◆ **PROBLEM DETAILS**:
In the records below, find each line with "가져오기" and copy it.

◆ **Stored dataset items**:
§ §

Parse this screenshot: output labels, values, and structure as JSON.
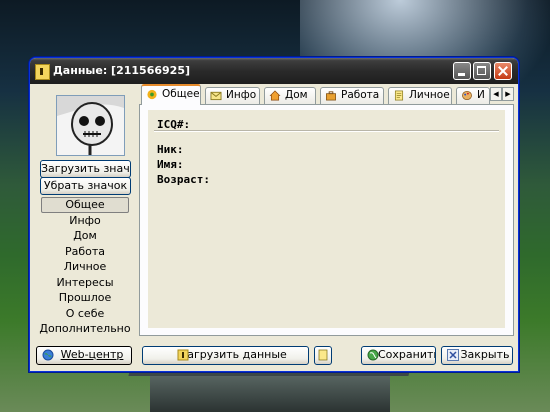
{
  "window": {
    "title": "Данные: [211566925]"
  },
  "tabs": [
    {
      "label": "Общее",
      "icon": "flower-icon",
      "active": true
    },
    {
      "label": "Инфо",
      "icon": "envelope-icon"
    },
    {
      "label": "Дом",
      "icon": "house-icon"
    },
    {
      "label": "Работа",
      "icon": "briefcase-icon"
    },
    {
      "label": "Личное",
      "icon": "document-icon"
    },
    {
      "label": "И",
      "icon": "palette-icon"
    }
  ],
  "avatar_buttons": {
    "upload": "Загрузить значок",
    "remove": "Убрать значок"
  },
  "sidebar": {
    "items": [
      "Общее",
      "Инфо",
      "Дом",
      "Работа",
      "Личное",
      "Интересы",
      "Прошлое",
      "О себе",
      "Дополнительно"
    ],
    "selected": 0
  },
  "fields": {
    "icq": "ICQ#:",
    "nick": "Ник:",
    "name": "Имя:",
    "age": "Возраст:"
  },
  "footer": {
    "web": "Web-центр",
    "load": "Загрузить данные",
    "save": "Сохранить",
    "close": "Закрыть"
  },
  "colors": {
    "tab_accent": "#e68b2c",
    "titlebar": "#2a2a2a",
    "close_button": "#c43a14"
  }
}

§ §

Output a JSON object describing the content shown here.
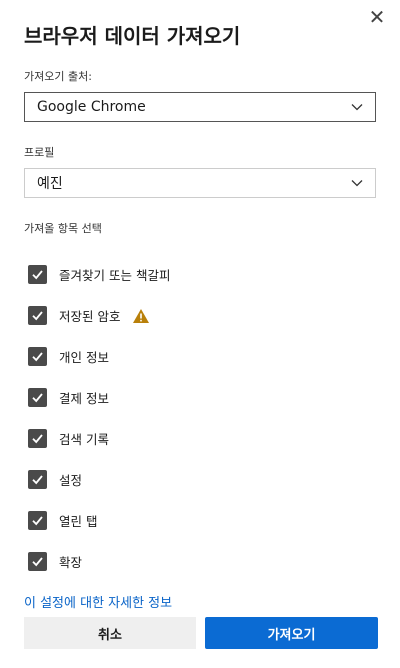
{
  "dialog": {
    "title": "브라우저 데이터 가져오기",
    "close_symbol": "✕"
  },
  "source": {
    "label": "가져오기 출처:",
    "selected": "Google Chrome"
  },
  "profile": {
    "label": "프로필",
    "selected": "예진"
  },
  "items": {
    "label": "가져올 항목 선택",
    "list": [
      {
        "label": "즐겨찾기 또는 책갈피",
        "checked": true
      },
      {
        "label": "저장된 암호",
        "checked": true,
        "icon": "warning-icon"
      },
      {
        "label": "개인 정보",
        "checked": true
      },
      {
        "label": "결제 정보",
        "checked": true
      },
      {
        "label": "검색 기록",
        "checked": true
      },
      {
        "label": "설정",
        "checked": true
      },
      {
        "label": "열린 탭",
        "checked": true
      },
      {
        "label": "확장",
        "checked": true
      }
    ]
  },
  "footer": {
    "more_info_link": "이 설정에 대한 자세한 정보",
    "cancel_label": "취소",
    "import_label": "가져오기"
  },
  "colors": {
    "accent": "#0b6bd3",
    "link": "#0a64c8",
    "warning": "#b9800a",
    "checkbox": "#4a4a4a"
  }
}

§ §

◆ **ANSWER**:
    "title": "브라우저 데이터 가져오기",
    "label": "가져오기 출처:",
    "import_label": "가져오기"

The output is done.